With a growing number of talented candidates available, and employers receiving from anywhere between 20 and 100 applications per job opening, according to CV Library; it is even more important to ensure that organisations are receiving the right candidates for the role.
However, with such a vast pool to choose from, how can hiring managers and recruiters work together to ensure that they acquire the right talent? Moreover, there has been a history of little difficulties that recruiters and hiring managers have experienced from working together, some of which have been highlighted in this blog post, along with some helpful solutions.
First, and most importantly, it is necessary for hiring managers and recruiters to build a solid relationship from the beginning. This helps the recruiter understand the hiring manager and their business – what their company culture and values are like, the individuals that they have hired in the past and the company and the industry that they work in. This will give recruiters valuable insights that can help them find the right candidate for the business. At the same time, knowing that recruiters have this additional information gives hiring managers the confidence that the recruiter will find the right candidate that will fit the role and their business.
So what problems can and do arise between hiring managers and recruiters during the hiring process?
Problem 1: Hiring managers send candidate requirements that are too specific, limiting the candidate pool available for the recruiters to contact.

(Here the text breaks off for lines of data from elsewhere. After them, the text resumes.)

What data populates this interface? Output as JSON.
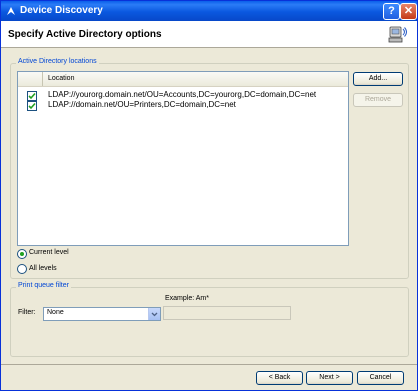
{
  "window": {
    "title": "Device Discovery",
    "help_label": "?",
    "close_label": "✕"
  },
  "header": {
    "title": "Specify Active Directory options"
  },
  "ad_group": {
    "legend": "Active Directory locations",
    "column_header": "Location",
    "rows": [
      {
        "checked": true,
        "location": "LDAP://yourorg.domain.net/OU=Accounts,DC=yourorg,DC=domain,DC=net"
      },
      {
        "checked": true,
        "location": "LDAP://domain.net/OU=Printers,DC=domain,DC=net"
      }
    ],
    "add_label": "Add...",
    "remove_label": "Remove"
  },
  "scope": {
    "current_level_label": "Current level",
    "all_levels_label": "All levels",
    "selected": "Current level"
  },
  "print_queue": {
    "legend": "Print queue filter",
    "example_label": "Example: Am*",
    "filter_label": "Filter:",
    "filter_value": "None",
    "filter_text": ""
  },
  "footer": {
    "back_label": "< Back",
    "next_label": "Next >",
    "cancel_label": "Cancel"
  },
  "colors": {
    "titlebar": "#0a58df",
    "legend_text": "#0046d5",
    "check": "#21a121"
  },
  "icons": [
    "app-icon",
    "network-device-icon",
    "checkmark-icon",
    "dropdown-arrow-icon"
  ]
}
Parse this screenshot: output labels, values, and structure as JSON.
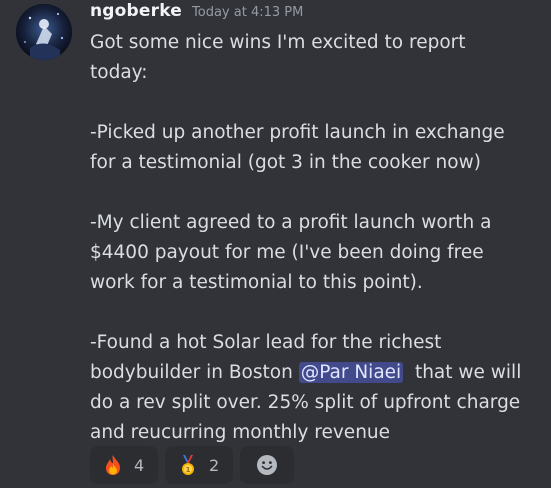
{
  "message": {
    "username": "ngoberke",
    "timestamp": "Today at 4:13 PM",
    "paragraphs": {
      "p1": "Got some nice wins I'm excited to report\ntoday:",
      "p2": "-Picked up another profit launch in exchange\nfor a testimonial (got 3 in the cooker now)",
      "p3": "-My client agreed to a profit launch worth a\n$4400 payout for me (I've been doing free\nwork for a testimonial to this point).",
      "p4_before": "-Found a hot Solar lead for the richest\nbodybuilder in Boston ",
      "p4_mention": "@Par Niaei",
      "p4_after": "  that we will\ndo a rev split over. 25% split of upfront charge\nand reucurring monthly revenue"
    }
  },
  "reactions": [
    {
      "icon": "fire-emoji-icon",
      "count": "4"
    },
    {
      "icon": "medal-emoji-icon",
      "count": "2"
    }
  ],
  "add_reaction_icon": "smiley-face-icon",
  "colors": {
    "background": "#313338",
    "mention_bg": "#5865f2",
    "username": "#f2f3f5",
    "timestamp": "#949ba4",
    "reaction_bg": "#2b2d31"
  }
}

Solution: Don’t forget that some businesses have set ideas of the type of candidate that they are looking to hire. Recruiters also need to keep in mind that at times, it is not just the hiring manager that is setting the candidate requirements for the position advertised. If the requirements sent are too specific, feel free to advise and speak to the hiring managers with recommendations on what could be included or changed in their requirements, in order to widen their recruitment pool. After all, recruiters have a database of candidates at their fingertips and know best what calibre of candidatesare out there, helping to speed up the business’s hiring process.
Problem 2: Occasionally, recruiters do send candidates that aren’t right for the position advertised. This happens when recruiters do not fully understand the hiring manager’s and business’s requirements or they only have a limited amount of information on the candidate but what they do have seems to fit some of the candidate requirements.
Solution: When this happens, hiring managers will have concerns about whether recruiters are just trying to fill the role as soon as possible and do not have the business’s interests fully in mind. To counter this, recruiters will need to contact the business to fully understand the role advertised and what type of person they are looking for to fill it. WIth the majority of recruitment businesses having a CRM database to work from, it is important that this is kept updated so that businesses have the latest information about candidates available. This ensures that the candidates that are ultimately sent to the business are suitable for the role that they are hiring for.
Problem 3: It can take a while for recruiters to send qualified candidates to hiring managers.
Solution: Don’t forget that recruiters potentially have access to thousands of candidates – it will take time to review their database to make sure that the right candidates are sent to the business. There are a few tools that can be used to speed up this process – putting a CRM system in place will allow recruiters to access the information that they need, faster. Moreover, automating the calling process by putting Computer Telephony Integration (CTI) in place can help keep candidate information updated, as some CTI software will allow recruiters to make calls directly from the database to log and record calls with candidates and clients, as well adding notes to the candidate’s record. This will help recruiters narrow down their candidate selection, faster, which can be sent to the hiring manager and the business.
Some of the problems and our suggested solutions might just be common sense, but businesses still experience these issues whilst they look for candidates to fit their advertised roles. We hope that these solutions can help recruiters and hiring managers work together better and can enable them to successfully find the right candidates.